Eleanor fought the decision in the courts and won
His rare, paralysing genetic condition, spinal muscular atrophy, meant he could not make a sound, nor breathe or swallow on his own.
But when the doctors caring for Mahdi, known then as Baby MB, decided it would be best to turn off the ventilator that was keeping him alive, Eleanor fought the decision all the way to the courts and won.
It bought her an extra nine months with her baby until he passed away in early December, aged two.
Eleanor, from Liverpool, says she has no regrets about her actions.
In an exclusive BBC interview, Eleanor explained: "He was happy. There were no signs that he was suffering. Mahdi wasn't in pain."
She said he took pleasure in seeing his family, drawing, watching the television, and being able to go outside, albeit with the assistance of medical staff.
Mahdi had the most severe form of spinal muscular atrophy, type 1, and had lived in a high dependency unit in hospital since he was seven weeks old.
Mahdi died earlier this month
His parents pushed for him to have an operation to help him breathe, called a tracheotomy, to enable him to leave his hospital bedroom and explore the grounds.

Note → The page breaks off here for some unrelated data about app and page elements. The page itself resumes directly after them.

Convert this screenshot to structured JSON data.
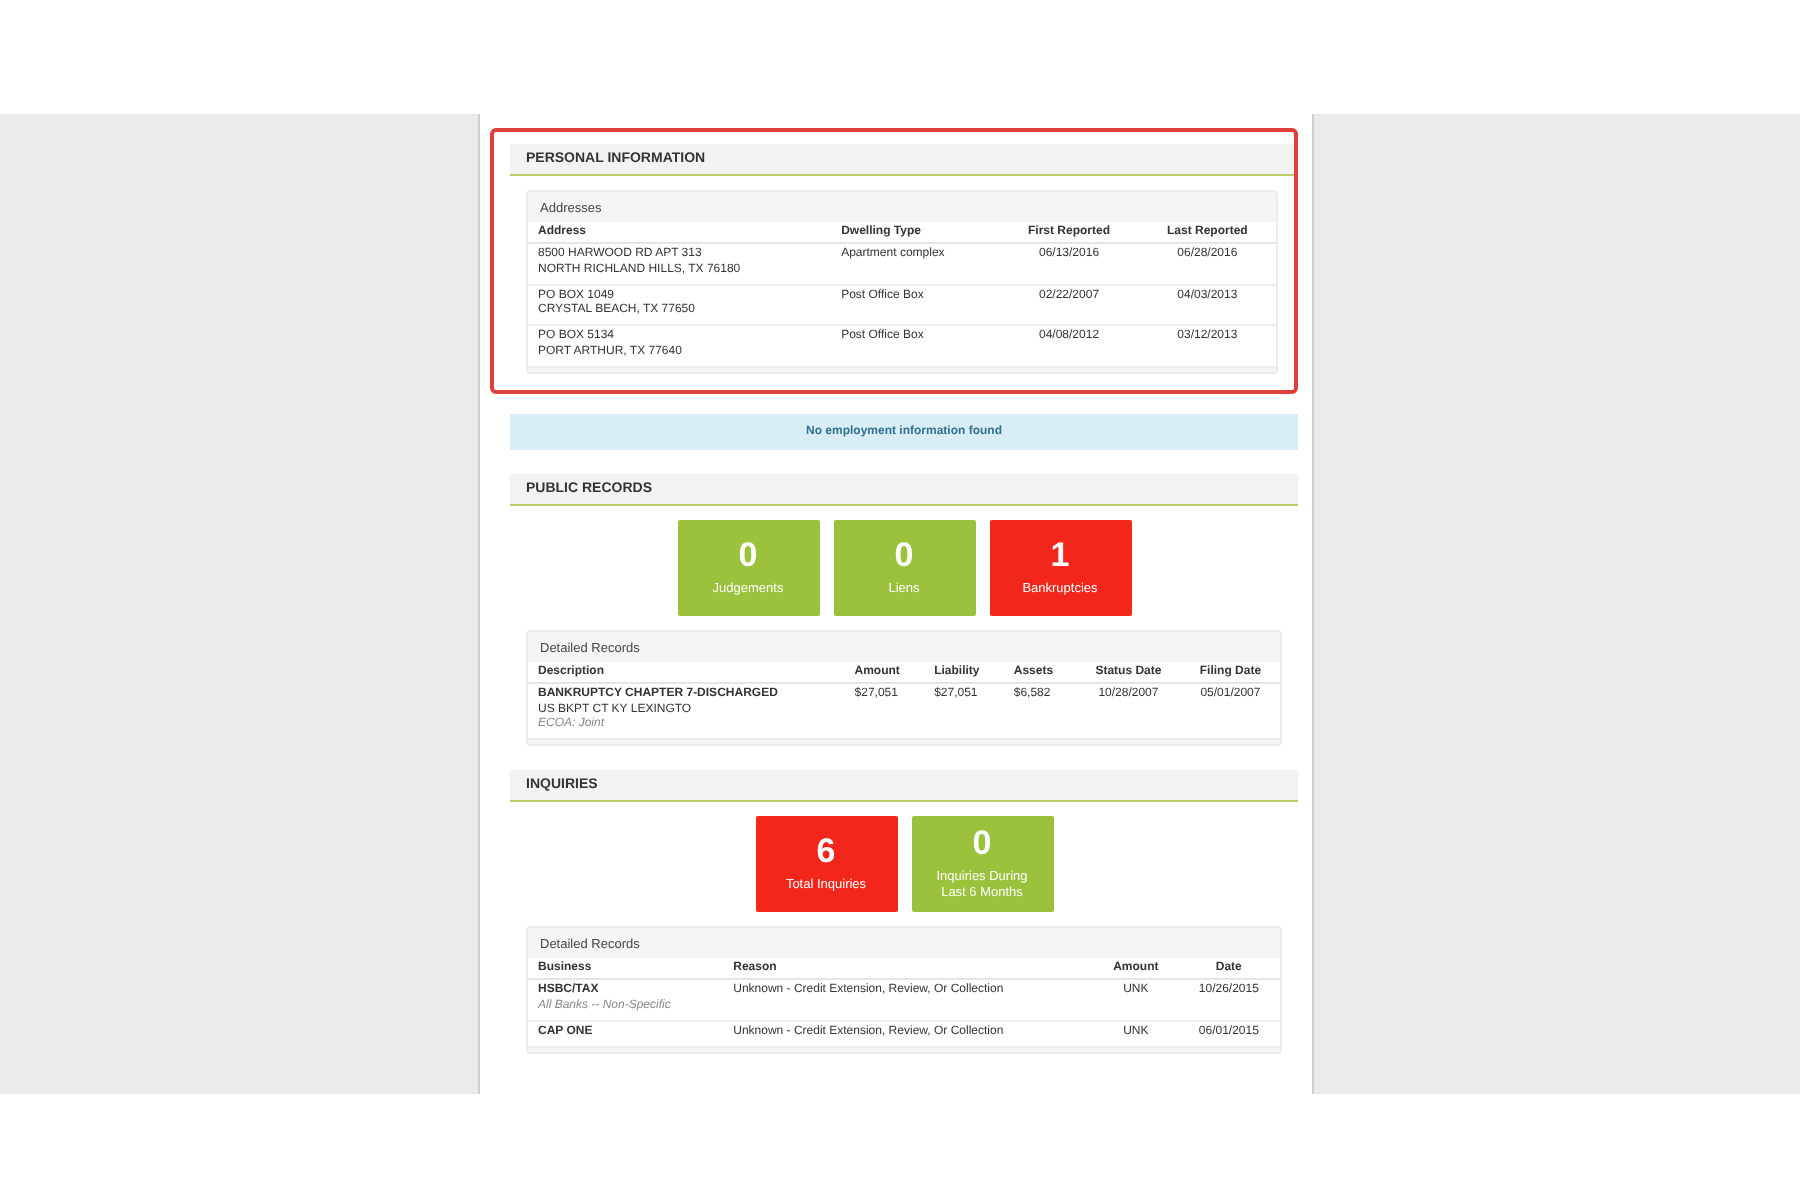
{
  "personal_information": {
    "title": "PERSONAL INFORMATION",
    "highlighted": true,
    "card_title": "Addresses",
    "columns": [
      "Address",
      "Dwelling Type",
      "First Reported",
      "Last Reported"
    ],
    "rows": [
      {
        "address": [
          "8500 HARWOOD RD APT 313",
          "NORTH RICHLAND HILLS, TX 76180"
        ],
        "dwelling_type": "Apartment complex",
        "first_reported": "06/13/2016",
        "last_reported": "06/28/2016"
      },
      {
        "address": [
          "PO BOX 1049",
          "CRYSTAL BEACH, TX 77650"
        ],
        "dwelling_type": "Post Office Box",
        "first_reported": "02/22/2007",
        "last_reported": "04/03/2013"
      },
      {
        "address": [
          "PO BOX 5134",
          "PORT ARTHUR, TX 77640"
        ],
        "dwelling_type": "Post Office Box",
        "first_reported": "04/08/2012",
        "last_reported": "03/12/2013"
      }
    ]
  },
  "employment_notice": "No employment information found",
  "public_records": {
    "title": "PUBLIC RECORDS",
    "tiles": [
      {
        "value": "0",
        "label": "Judgements",
        "color": "#9ac23c"
      },
      {
        "value": "0",
        "label": "Liens",
        "color": "#9ac23c"
      },
      {
        "value": "1",
        "label": "Bankruptcies",
        "color": "#f2261b"
      }
    ],
    "card_title": "Detailed Records",
    "columns": [
      "Description",
      "Amount",
      "Liability",
      "Assets",
      "Status Date",
      "Filing Date"
    ],
    "rows": [
      {
        "description": "BANKRUPTCY CHAPTER 7-DISCHARGED",
        "court": "US BKPT CT KY LEXINGTO",
        "ecoa": "ECOA: Joint",
        "amount": "$27,051",
        "liability": "$27,051",
        "assets": "$6,582",
        "status_date": "10/28/2007",
        "filing_date": "05/01/2007"
      }
    ]
  },
  "inquiries": {
    "title": "INQUIRIES",
    "tiles": [
      {
        "value": "6",
        "label": "Total Inquiries",
        "color": "#f2261b"
      },
      {
        "value": "0",
        "label": "Inquiries During Last 6 Months",
        "color": "#9ac23c"
      }
    ],
    "card_title": "Detailed Records",
    "columns": [
      "Business",
      "Reason",
      "Amount",
      "Date"
    ],
    "rows": [
      {
        "business": "HSBC/TAX",
        "category": "All Banks -- Non-Specific",
        "reason": "Unknown - Credit Extension, Review, Or Collection",
        "amount": "UNK",
        "date": "10/26/2015"
      },
      {
        "business": "CAP ONE",
        "reason": "Unknown - Credit Extension, Review, Or Collection",
        "amount": "UNK",
        "date": "06/01/2015"
      }
    ]
  }
}
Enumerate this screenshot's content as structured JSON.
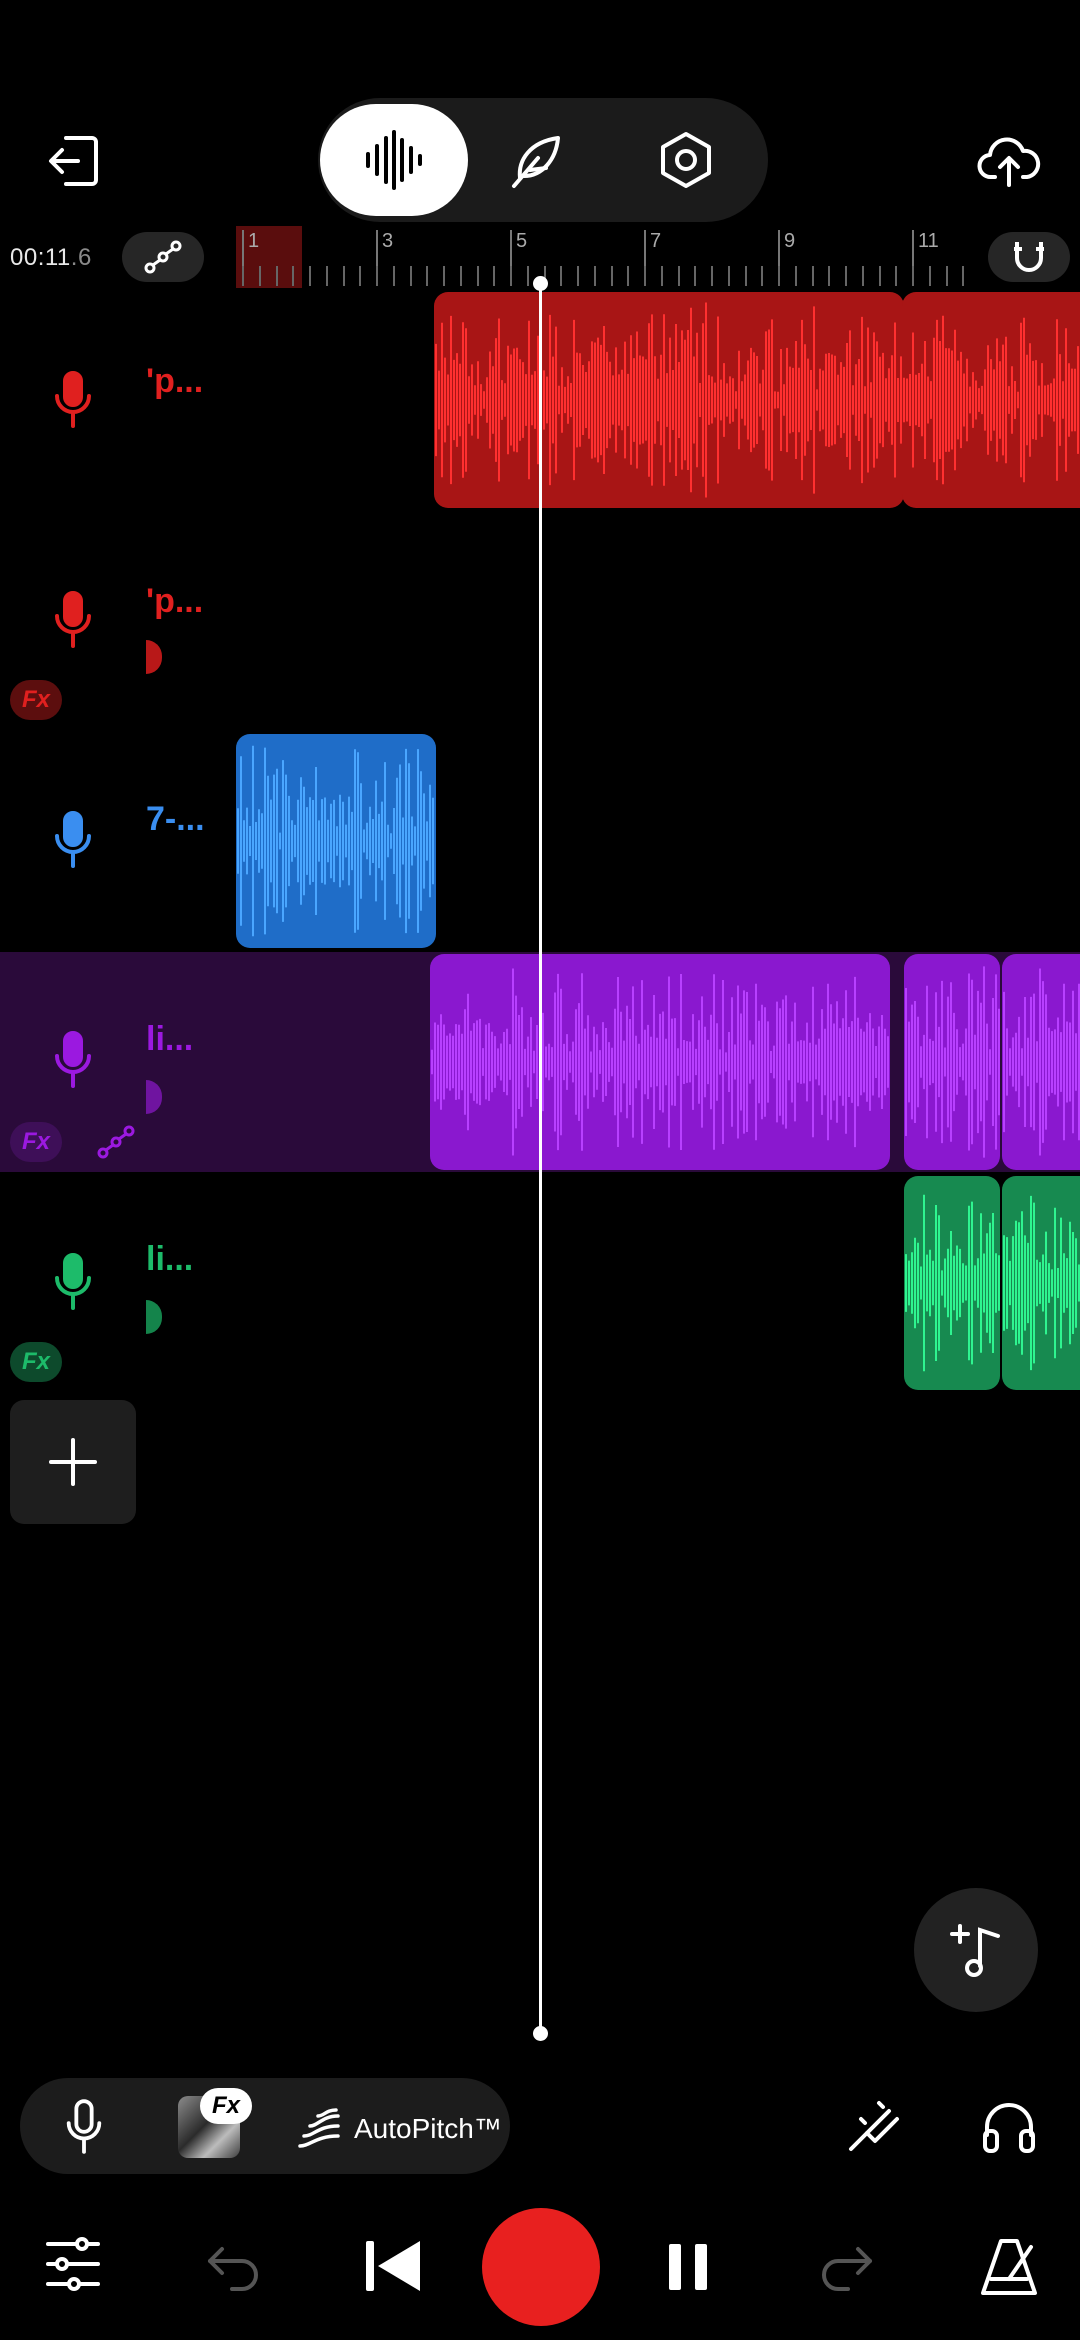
{
  "header": {
    "exit_icon": "exit-arrow-icon",
    "modes": [
      {
        "name": "waveform-mode",
        "icon": "waveform-icon",
        "active": true
      },
      {
        "name": "lyrics-mode",
        "icon": "feather-icon",
        "active": false
      },
      {
        "name": "settings-mode",
        "icon": "hex-nut-icon",
        "active": false
      }
    ],
    "upload_icon": "cloud-upload-icon"
  },
  "timeline": {
    "time_main": "00:11",
    "time_frac": ".6",
    "ruler_numbers": [
      "1",
      "3",
      "5",
      "7",
      "9",
      "11"
    ]
  },
  "tracks": [
    {
      "name": "'p...",
      "color": "#e0201f",
      "has_fx": false,
      "has_volume": false
    },
    {
      "name": "'p...",
      "color": "#e0201f",
      "has_fx": true,
      "has_volume": true
    },
    {
      "name": "7-...",
      "color": "#3a8ef0",
      "has_fx": false,
      "has_volume": false
    },
    {
      "name": "li...",
      "color": "#9b19e0",
      "has_fx": true,
      "has_volume": true,
      "selected": true
    },
    {
      "name": "li...",
      "color": "#1dbb6a",
      "has_fx": true,
      "has_volume": true
    }
  ],
  "fx_label": "Fx",
  "toolbar": {
    "autopitch_label": "AutoPitch™",
    "fx_badge": "Fx"
  },
  "colors": {
    "red": "#e0201f",
    "blue": "#3a8ef0",
    "purple": "#9b19e0",
    "green": "#1dbb6a",
    "record": "#e8201f"
  }
}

Eleanor advised any parents faced with a similar dilemma to fight for their beliefs.
She said: "If you think it is right for your child to go on, if they are not in pain or not suffering, fight for them. Fight for every little bit to spend more time with them."
Eleanor said she and her husband Achraf would consider trying for another baby, but that it was a scary prospect because any future child they have could inherit the same progressive and incurable condition.
Eight in 10 babies born with spinal muscular atrophy type 1 die before the age of two.